[Element data from apps and pages]
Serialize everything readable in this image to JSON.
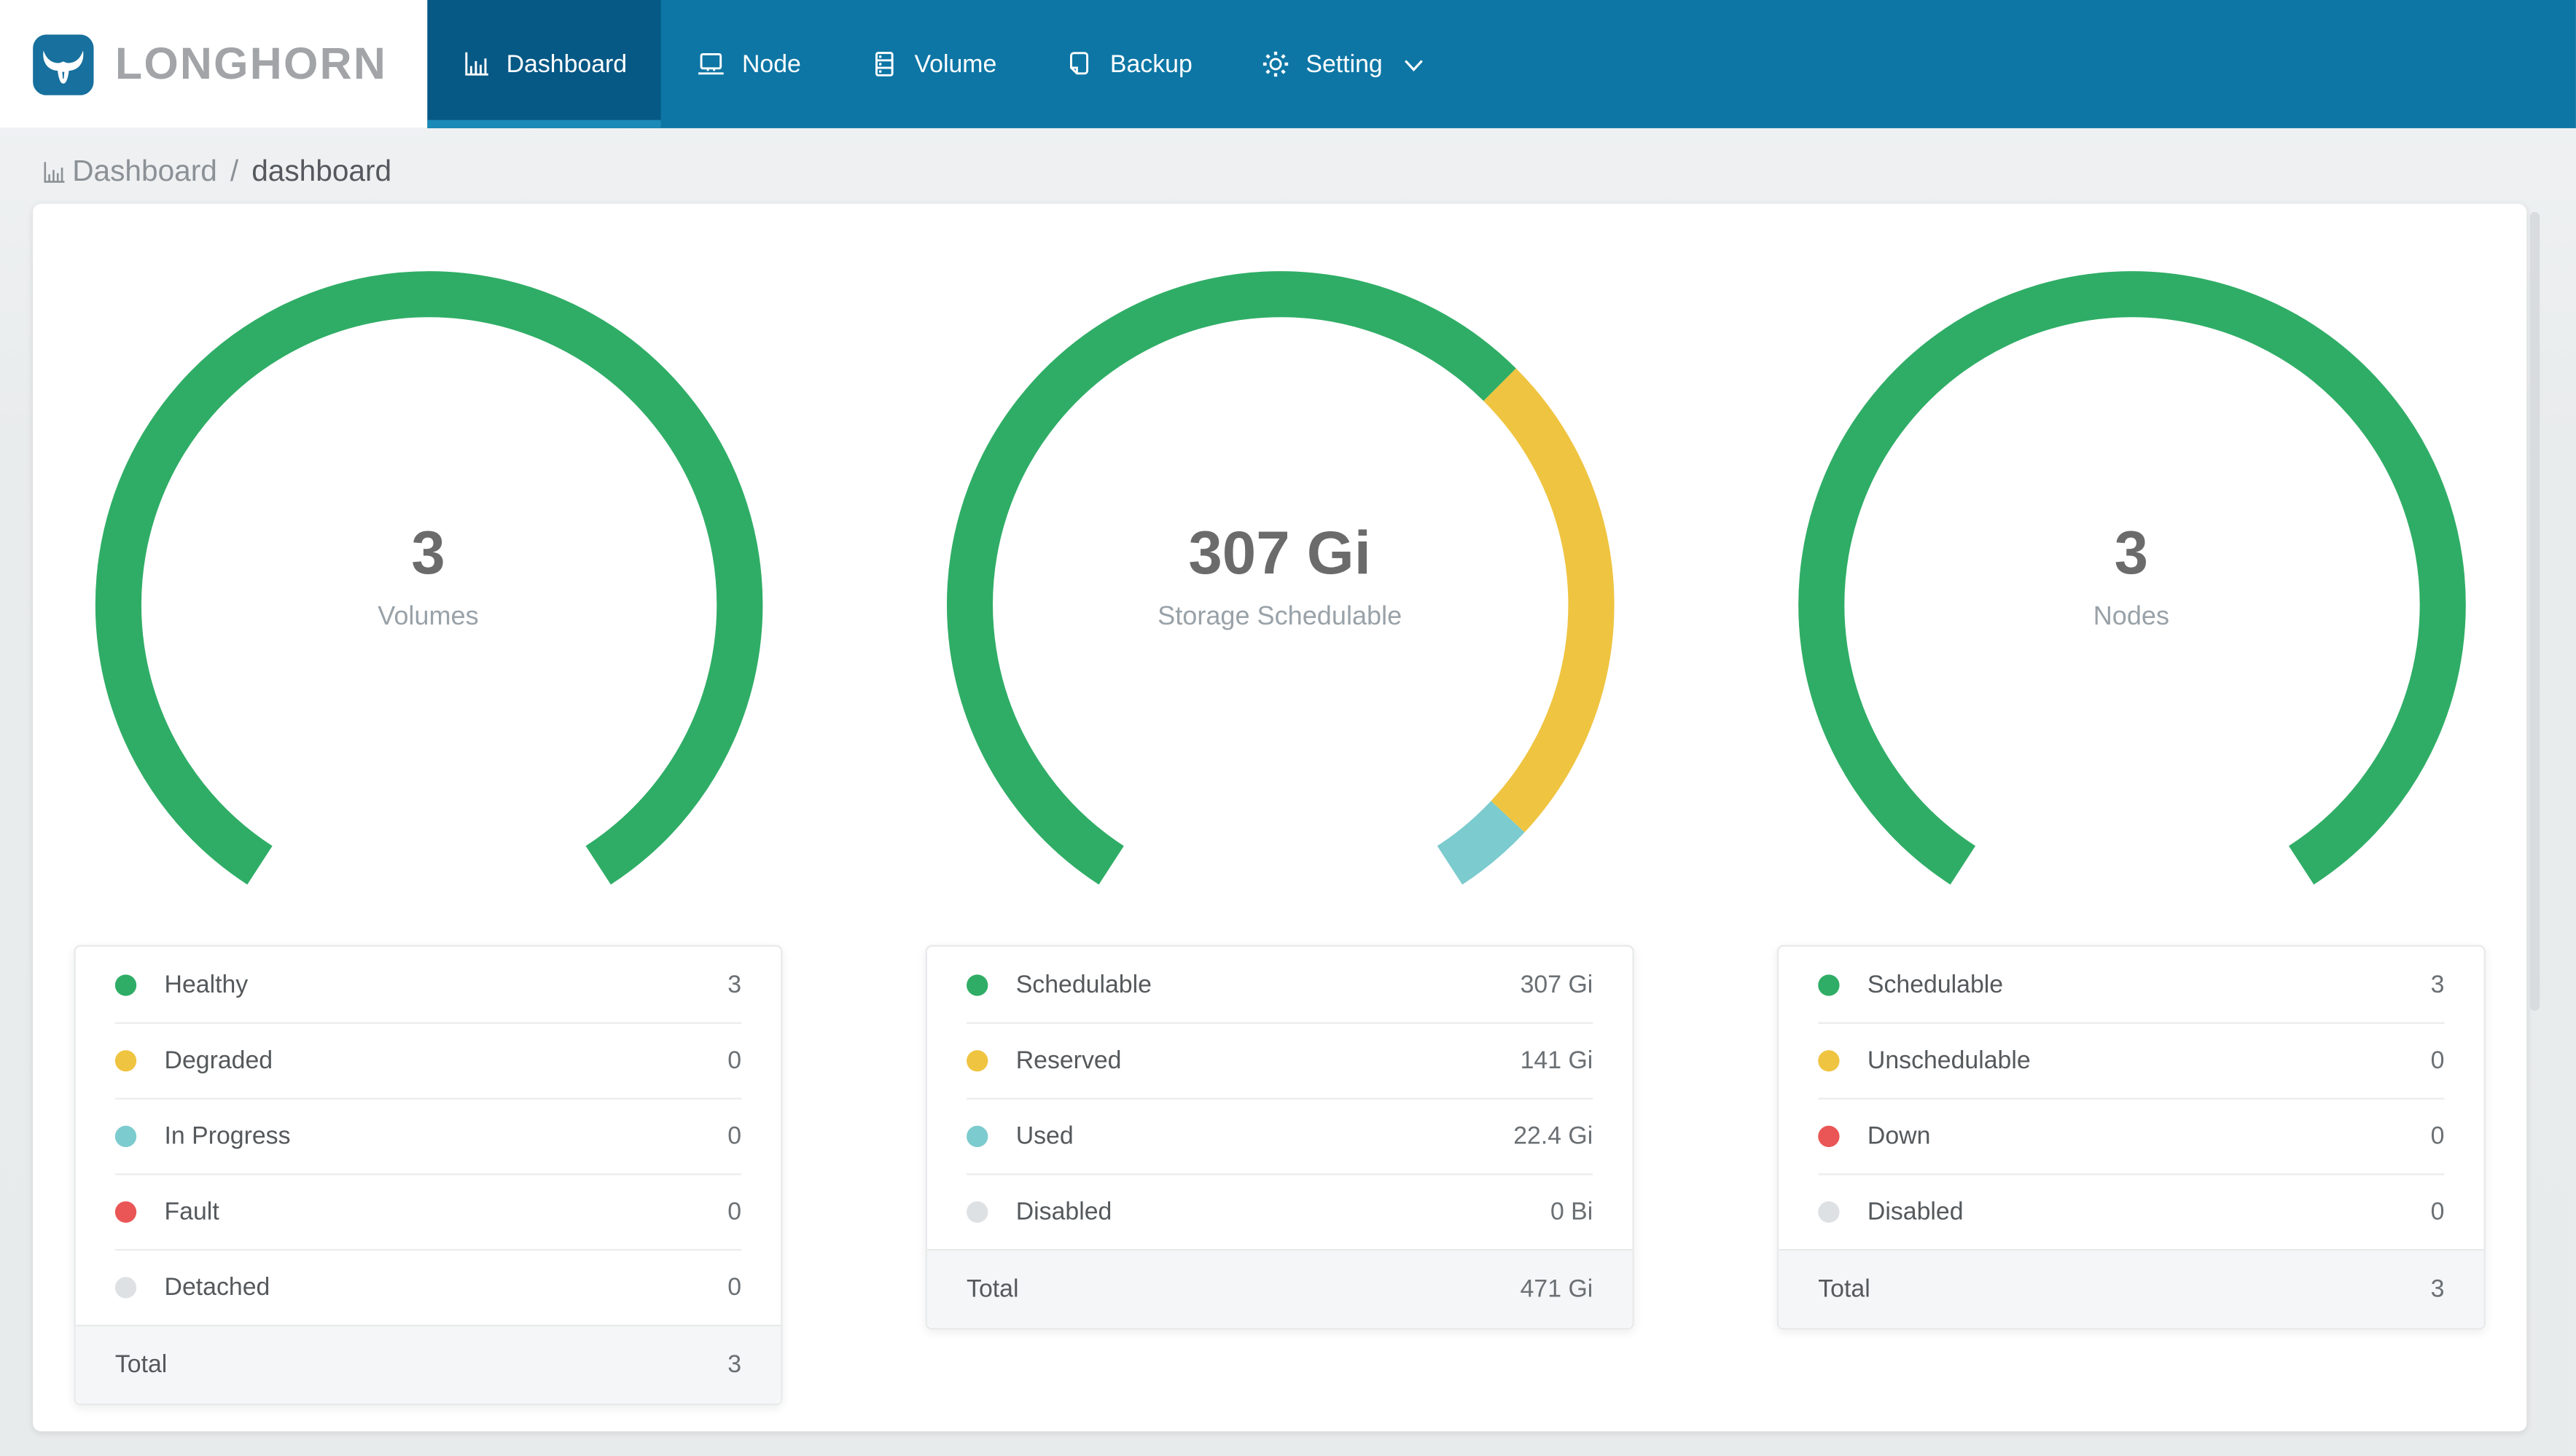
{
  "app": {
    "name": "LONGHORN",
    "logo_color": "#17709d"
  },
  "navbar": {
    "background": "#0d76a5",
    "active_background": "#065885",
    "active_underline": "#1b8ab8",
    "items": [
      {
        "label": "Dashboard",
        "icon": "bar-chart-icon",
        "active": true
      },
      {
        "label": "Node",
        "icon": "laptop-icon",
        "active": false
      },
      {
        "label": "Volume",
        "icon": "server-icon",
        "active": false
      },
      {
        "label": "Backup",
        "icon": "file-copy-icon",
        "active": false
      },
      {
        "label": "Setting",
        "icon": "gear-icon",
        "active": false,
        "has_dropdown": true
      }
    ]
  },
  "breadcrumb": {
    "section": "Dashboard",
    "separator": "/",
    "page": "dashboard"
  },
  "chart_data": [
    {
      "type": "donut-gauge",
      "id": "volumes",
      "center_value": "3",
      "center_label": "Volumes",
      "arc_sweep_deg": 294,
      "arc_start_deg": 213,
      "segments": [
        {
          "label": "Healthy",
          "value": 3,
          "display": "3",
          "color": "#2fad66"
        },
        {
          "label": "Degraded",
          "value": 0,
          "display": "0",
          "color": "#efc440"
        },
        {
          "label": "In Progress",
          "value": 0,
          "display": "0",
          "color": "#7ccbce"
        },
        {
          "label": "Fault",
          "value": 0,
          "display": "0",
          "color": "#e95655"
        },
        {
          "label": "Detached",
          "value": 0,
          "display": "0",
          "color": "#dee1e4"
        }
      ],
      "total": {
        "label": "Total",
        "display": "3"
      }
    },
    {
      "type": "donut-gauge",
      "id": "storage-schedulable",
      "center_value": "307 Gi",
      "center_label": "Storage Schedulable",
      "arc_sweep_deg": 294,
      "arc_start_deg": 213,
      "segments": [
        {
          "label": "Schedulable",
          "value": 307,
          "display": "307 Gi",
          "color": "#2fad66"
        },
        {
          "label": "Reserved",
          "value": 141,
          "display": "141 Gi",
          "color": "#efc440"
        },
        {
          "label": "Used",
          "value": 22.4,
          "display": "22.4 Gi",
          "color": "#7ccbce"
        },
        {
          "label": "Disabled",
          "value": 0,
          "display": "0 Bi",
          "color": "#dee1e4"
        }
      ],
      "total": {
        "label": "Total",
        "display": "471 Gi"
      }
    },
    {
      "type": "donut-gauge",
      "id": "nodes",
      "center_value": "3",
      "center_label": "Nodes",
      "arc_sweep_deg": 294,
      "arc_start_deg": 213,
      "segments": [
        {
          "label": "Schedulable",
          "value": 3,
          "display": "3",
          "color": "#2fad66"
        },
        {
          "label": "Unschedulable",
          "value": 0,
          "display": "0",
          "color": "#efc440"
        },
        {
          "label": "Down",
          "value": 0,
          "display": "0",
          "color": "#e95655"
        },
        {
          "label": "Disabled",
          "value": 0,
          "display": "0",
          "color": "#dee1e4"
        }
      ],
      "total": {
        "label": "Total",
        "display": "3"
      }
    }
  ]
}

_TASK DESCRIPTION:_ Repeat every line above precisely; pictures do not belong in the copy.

_FINAL ANSWER:_
Serialize everything readable in this image to JSON.
{
  "app": {
    "name": "LONGHORN",
    "logo_color": "#17709d"
  },
  "navbar": {
    "background": "#0d76a5",
    "active_background": "#065885",
    "active_underline": "#1b8ab8",
    "items": [
      {
        "label": "Dashboard",
        "icon": "bar-chart-icon",
        "active": true
      },
      {
        "label": "Node",
        "icon": "laptop-icon",
        "active": false
      },
      {
        "label": "Volume",
        "icon": "server-icon",
        "active": false
      },
      {
        "label": "Backup",
        "icon": "file-copy-icon",
        "active": false
      },
      {
        "label": "Setting",
        "icon": "gear-icon",
        "active": false,
        "has_dropdown": true
      }
    ]
  },
  "breadcrumb": {
    "section": "Dashboard",
    "separator": "/",
    "page": "dashboard"
  },
  "chart_data": [
    {
      "type": "donut-gauge",
      "id": "volumes",
      "center_value": "3",
      "center_label": "Volumes",
      "arc_sweep_deg": 294,
      "arc_start_deg": 213,
      "segments": [
        {
          "label": "Healthy",
          "value": 3,
          "display": "3",
          "color": "#2fad66"
        },
        {
          "label": "Degraded",
          "value": 0,
          "display": "0",
          "color": "#efc440"
        },
        {
          "label": "In Progress",
          "value": 0,
          "display": "0",
          "color": "#7ccbce"
        },
        {
          "label": "Fault",
          "value": 0,
          "display": "0",
          "color": "#e95655"
        },
        {
          "label": "Detached",
          "value": 0,
          "display": "0",
          "color": "#dee1e4"
        }
      ],
      "total": {
        "label": "Total",
        "display": "3"
      }
    },
    {
      "type": "donut-gauge",
      "id": "storage-schedulable",
      "center_value": "307 Gi",
      "center_label": "Storage Schedulable",
      "arc_sweep_deg": 294,
      "arc_start_deg": 213,
      "segments": [
        {
          "label": "Schedulable",
          "value": 307,
          "display": "307 Gi",
          "color": "#2fad66"
        },
        {
          "label": "Reserved",
          "value": 141,
          "display": "141 Gi",
          "color": "#efc440"
        },
        {
          "label": "Used",
          "value": 22.4,
          "display": "22.4 Gi",
          "color": "#7ccbce"
        },
        {
          "label": "Disabled",
          "value": 0,
          "display": "0 Bi",
          "color": "#dee1e4"
        }
      ],
      "total": {
        "label": "Total",
        "display": "471 Gi"
      }
    },
    {
      "type": "donut-gauge",
      "id": "nodes",
      "center_value": "3",
      "center_label": "Nodes",
      "arc_sweep_deg": 294,
      "arc_start_deg": 213,
      "segments": [
        {
          "label": "Schedulable",
          "value": 3,
          "display": "3",
          "color": "#2fad66"
        },
        {
          "label": "Unschedulable",
          "value": 0,
          "display": "0",
          "color": "#efc440"
        },
        {
          "label": "Down",
          "value": 0,
          "display": "0",
          "color": "#e95655"
        },
        {
          "label": "Disabled",
          "value": 0,
          "display": "0",
          "color": "#dee1e4"
        }
      ],
      "total": {
        "label": "Total",
        "display": "3"
      }
    }
  ]
}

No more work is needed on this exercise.